When the good weather arrives, the flowering trees gradually turn into fruit trees. If you have a garden, you may have already had to deal with your neighbor’s branches sticking out on your property, cherries falling in your garden, and other fruit just waiting to be picked. What to do in this case ?

It is article 673 of the civil code which regulates the picking of fruits. On this subject, the law is formal: you do not have the right to pick cherries, or any other fruit, from the branches of the tree or shrub planted on your neighbor’s property; even if the fruit protrudes from the fence that separates you. For his part, your neighbor has absolutely no right to enter your garden to pick the fruits that are inaccessible from his home, unless you authorize him to do so.

Good news ! The civil code still sets out a nuance: you have every right to pick up your neighbor’s cherries if they fall in your garden or in public space. However, be warned, according to Mon Jardin

Attention: only roots, brambles or twigs can be removed by you, at the limit which separates your two gardens. If the tree or shrub still bothers you, you are prohibited from cutting the overhanging branches. On the other hand, you can force your neighbor to do so.

If it is legal to pick up fruit that has fallen to the ground in public spaces, what about those present on fruit trees or shrubs on public roads?

During a walk in town or in the countryside, it is common to discover fruit trees or shrubs. And the temptation to pick up the fruit can sometimes be great. As long as the tree is not located on private property, no law prohibits picking the fruit.

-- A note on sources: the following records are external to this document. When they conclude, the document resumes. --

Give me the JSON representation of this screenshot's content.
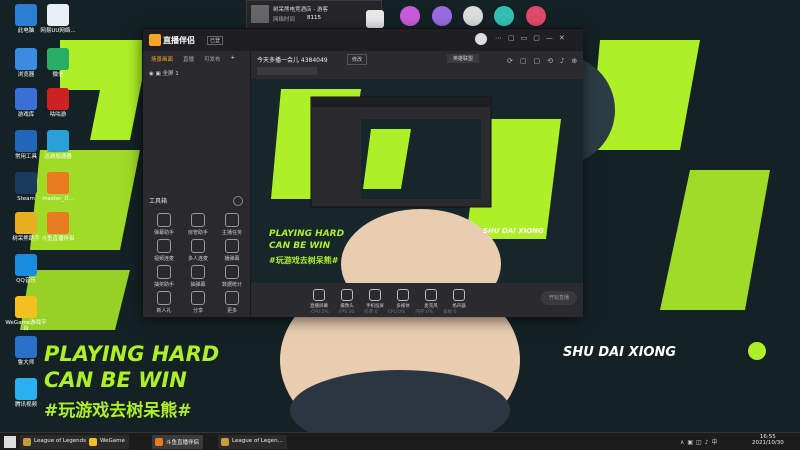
{
  "desktop": {
    "icons": [
      {
        "label": "此电脑",
        "icon": "computer-icon",
        "color": "#2a7fd4"
      },
      {
        "label": "网易UU网络...",
        "icon": "uu-icon",
        "color": "#e8eef5"
      },
      {
        "label": "浏览器",
        "icon": "browser-icon",
        "color": "#3b8be0"
      },
      {
        "label": "微信",
        "icon": "wechat-icon",
        "color": "#2aae67"
      },
      {
        "label": "游戏库",
        "icon": "gamelib-icon",
        "color": "#3b6fd8"
      },
      {
        "label": "咕咕游",
        "icon": "game-icon",
        "color": "#c22"
      },
      {
        "label": "常用工具",
        "icon": "x-icon",
        "color": "#2266bb"
      },
      {
        "label": "迅游加速器",
        "icon": "booster-icon",
        "color": "#2a9fd8"
      },
      {
        "label": "Steam",
        "icon": "steam-icon",
        "color": "#1b3a5c"
      },
      {
        "label": "master_D...",
        "icon": "master-icon",
        "color": "#e87b1f"
      },
      {
        "label": "树呆熊助手",
        "icon": "bear-icon",
        "color": "#e8b020"
      },
      {
        "label": "斗鱼直播伴侣",
        "icon": "douyu-icon",
        "color": "#e87b1f"
      },
      {
        "label": "QQ音乐",
        "icon": "qq-icon",
        "color": "#1a8ce0"
      },
      {
        "label": "WeGame游戏平台",
        "icon": "wegame-icon",
        "color": "#f4c020"
      },
      {
        "label": "鲁大师",
        "icon": "ludashi-icon",
        "color": "#2a6fc8"
      },
      {
        "label": "腾讯视频",
        "icon": "tencentvideo-icon",
        "color": "#2ab0f0"
      }
    ],
    "poster": {
      "line1": "PLAYING HARD",
      "line2": "CAN BE WIN",
      "line3": "#玩游戏去树呆熊#",
      "brand": "SHU DAI XIONG"
    },
    "notify": {
      "title": "树呆熊电竞酒店 - 游客",
      "line1": "网络时间",
      "value": "8115"
    }
  },
  "window": {
    "app_name": "直播伴侣",
    "badge": "已登",
    "room_title": "今天多播一会儿 4384049",
    "room_btn": "修改",
    "category": "英雄联盟",
    "tabs": [
      "场景画面",
      "直播",
      "可发布"
    ],
    "scene": "全屏 1",
    "tools_heading": "工具箱",
    "tools": [
      "弹幕助手",
      "房管助手",
      "主播任务",
      "视频连麦",
      "多人连麦",
      "播弹幕",
      "抽奖助手",
      "抽弹幕",
      "数据统计",
      "新人礼",
      "分享",
      "更多"
    ],
    "bottom": [
      "直播屏幕",
      "摄像头",
      "手机投屏",
      "多媒体",
      "麦克风",
      "扬声器"
    ],
    "start_btn": "开始直播",
    "stats": [
      "CPU:5%",
      "FPS:30",
      "码率:0",
      "CPU:0%",
      "内存:0%",
      "丢帧:0"
    ],
    "room_id": "4384049"
  },
  "taskbar": {
    "items": [
      {
        "label": "League of Legends",
        "color": "#c89b3c"
      },
      {
        "label": "WeGame",
        "color": "#f4c020"
      },
      {
        "label": "斗鱼直播伴侣",
        "color": "#e87b1f"
      },
      {
        "label": "League of Legen...",
        "color": "#c89b3c"
      }
    ],
    "time": "16:55",
    "date": "2021/10/30"
  }
}
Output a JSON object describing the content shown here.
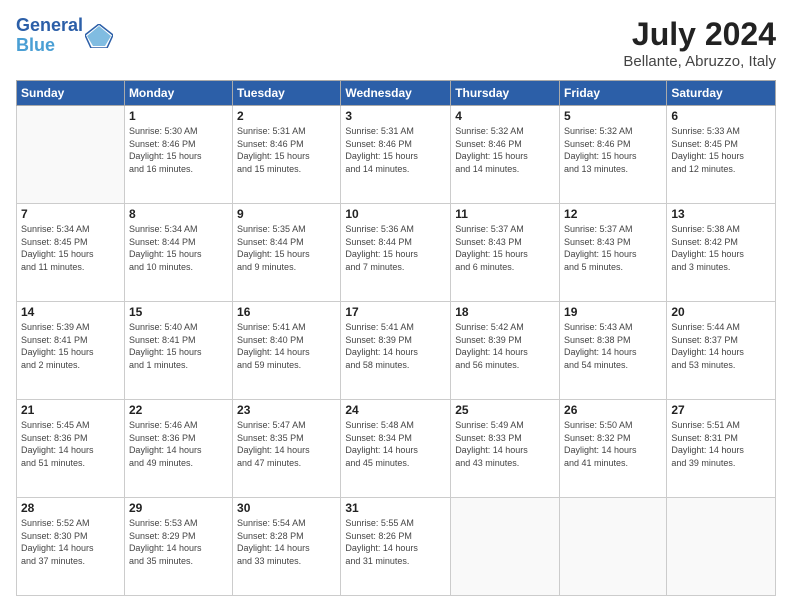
{
  "header": {
    "logo_line1": "General",
    "logo_line2": "Blue",
    "title": "July 2024",
    "subtitle": "Bellante, Abruzzo, Italy"
  },
  "weekdays": [
    "Sunday",
    "Monday",
    "Tuesday",
    "Wednesday",
    "Thursday",
    "Friday",
    "Saturday"
  ],
  "weeks": [
    [
      {
        "day": "",
        "sunrise": "",
        "sunset": "",
        "daylight": ""
      },
      {
        "day": "1",
        "sunrise": "5:30 AM",
        "sunset": "8:46 PM",
        "daylight": "15 hours and 16 minutes."
      },
      {
        "day": "2",
        "sunrise": "5:31 AM",
        "sunset": "8:46 PM",
        "daylight": "15 hours and 15 minutes."
      },
      {
        "day": "3",
        "sunrise": "5:31 AM",
        "sunset": "8:46 PM",
        "daylight": "15 hours and 14 minutes."
      },
      {
        "day": "4",
        "sunrise": "5:32 AM",
        "sunset": "8:46 PM",
        "daylight": "15 hours and 14 minutes."
      },
      {
        "day": "5",
        "sunrise": "5:32 AM",
        "sunset": "8:46 PM",
        "daylight": "15 hours and 13 minutes."
      },
      {
        "day": "6",
        "sunrise": "5:33 AM",
        "sunset": "8:45 PM",
        "daylight": "15 hours and 12 minutes."
      }
    ],
    [
      {
        "day": "7",
        "sunrise": "5:34 AM",
        "sunset": "8:45 PM",
        "daylight": "15 hours and 11 minutes."
      },
      {
        "day": "8",
        "sunrise": "5:34 AM",
        "sunset": "8:44 PM",
        "daylight": "15 hours and 10 minutes."
      },
      {
        "day": "9",
        "sunrise": "5:35 AM",
        "sunset": "8:44 PM",
        "daylight": "15 hours and 9 minutes."
      },
      {
        "day": "10",
        "sunrise": "5:36 AM",
        "sunset": "8:44 PM",
        "daylight": "15 hours and 7 minutes."
      },
      {
        "day": "11",
        "sunrise": "5:37 AM",
        "sunset": "8:43 PM",
        "daylight": "15 hours and 6 minutes."
      },
      {
        "day": "12",
        "sunrise": "5:37 AM",
        "sunset": "8:43 PM",
        "daylight": "15 hours and 5 minutes."
      },
      {
        "day": "13",
        "sunrise": "5:38 AM",
        "sunset": "8:42 PM",
        "daylight": "15 hours and 3 minutes."
      }
    ],
    [
      {
        "day": "14",
        "sunrise": "5:39 AM",
        "sunset": "8:41 PM",
        "daylight": "15 hours and 2 minutes."
      },
      {
        "day": "15",
        "sunrise": "5:40 AM",
        "sunset": "8:41 PM",
        "daylight": "15 hours and 1 minute."
      },
      {
        "day": "16",
        "sunrise": "5:41 AM",
        "sunset": "8:40 PM",
        "daylight": "14 hours and 59 minutes."
      },
      {
        "day": "17",
        "sunrise": "5:41 AM",
        "sunset": "8:39 PM",
        "daylight": "14 hours and 58 minutes."
      },
      {
        "day": "18",
        "sunrise": "5:42 AM",
        "sunset": "8:39 PM",
        "daylight": "14 hours and 56 minutes."
      },
      {
        "day": "19",
        "sunrise": "5:43 AM",
        "sunset": "8:38 PM",
        "daylight": "14 hours and 54 minutes."
      },
      {
        "day": "20",
        "sunrise": "5:44 AM",
        "sunset": "8:37 PM",
        "daylight": "14 hours and 53 minutes."
      }
    ],
    [
      {
        "day": "21",
        "sunrise": "5:45 AM",
        "sunset": "8:36 PM",
        "daylight": "14 hours and 51 minutes."
      },
      {
        "day": "22",
        "sunrise": "5:46 AM",
        "sunset": "8:36 PM",
        "daylight": "14 hours and 49 minutes."
      },
      {
        "day": "23",
        "sunrise": "5:47 AM",
        "sunset": "8:35 PM",
        "daylight": "14 hours and 47 minutes."
      },
      {
        "day": "24",
        "sunrise": "5:48 AM",
        "sunset": "8:34 PM",
        "daylight": "14 hours and 45 minutes."
      },
      {
        "day": "25",
        "sunrise": "5:49 AM",
        "sunset": "8:33 PM",
        "daylight": "14 hours and 43 minutes."
      },
      {
        "day": "26",
        "sunrise": "5:50 AM",
        "sunset": "8:32 PM",
        "daylight": "14 hours and 41 minutes."
      },
      {
        "day": "27",
        "sunrise": "5:51 AM",
        "sunset": "8:31 PM",
        "daylight": "14 hours and 39 minutes."
      }
    ],
    [
      {
        "day": "28",
        "sunrise": "5:52 AM",
        "sunset": "8:30 PM",
        "daylight": "14 hours and 37 minutes."
      },
      {
        "day": "29",
        "sunrise": "5:53 AM",
        "sunset": "8:29 PM",
        "daylight": "14 hours and 35 minutes."
      },
      {
        "day": "30",
        "sunrise": "5:54 AM",
        "sunset": "8:28 PM",
        "daylight": "14 hours and 33 minutes."
      },
      {
        "day": "31",
        "sunrise": "5:55 AM",
        "sunset": "8:26 PM",
        "daylight": "14 hours and 31 minutes."
      },
      {
        "day": "",
        "sunrise": "",
        "sunset": "",
        "daylight": ""
      },
      {
        "day": "",
        "sunrise": "",
        "sunset": "",
        "daylight": ""
      },
      {
        "day": "",
        "sunrise": "",
        "sunset": "",
        "daylight": ""
      }
    ]
  ],
  "labels": {
    "sunrise": "Sunrise:",
    "sunset": "Sunset:",
    "daylight": "Daylight:"
  }
}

However, Femme Actuelle reports that other regulations may be set by the municipalities. It is therefore customary to check with the town hall if it is authorized to do your little picking.

The idea is broadly the same for forests. Indeed, it is tempting to pick chestnuts, strawberries or mushrooms when you take a walk in the forest.

The National Forestry Office thus authorizes harvesting in state forests because these belong to the State. The law tolerates that you pick up fruit “in small quantities, except for protected species benefiting from a protection status that it is forbidden to touch”, specify our colleagues.

Thus, you are in principle authorized to collect the fruits which you find on trees which are not located on a private domain.

If you live near a field and you have ever wondered if you have the right to pick the cherries or other products found there: the answer is yes, if the harvest has already taken place. Indeed, this action called “gleaning” consists of picking up in the fields all the products that have not been harvested or harvested. According to Le Réveil du Midi, this practice is completely legal and dates back almost 500 years! In 1554, a royal decree authorized poor, elderly or crippled people as well as children to pick up fruit and vegetables left aside by farmers.

Today, this law is governed by article 520 of the civil code which stipulates that standing crops are immovable property, and fruits or fallen remains are movable property. No doubt, therefore: you can indeed pick up cherries from neighboring life annuities.

Be careful, however, to respect the rules of gleaning…

However, picking cherries in the fields is a right that is subject to six rules, which must be respected. So first of all, make sure that:

To make things easier for you, the France Nature Environnement association advises you to contact the owner of the field where you wish to glean, in order to negotiate a charter. It will give you additional rights, such as the use of tools.

Not only legal, the practice of gleaning is widely encouraged, in particular by France Nature Environnement, to fight against food waste. According to Le Figaro, the French throw away an average of 29 kilos of food per year. The objective of France Nature Environnement is therefore to denounce food waste by bringing back to the fore the ancestral practice of gleaning.

The association recalls in particular that gleaning is not just an individual action intended to satisfy one’s food needs, but can be put at the service of the most needy. Thus, gleaning becomes a “social, educational and militant” action.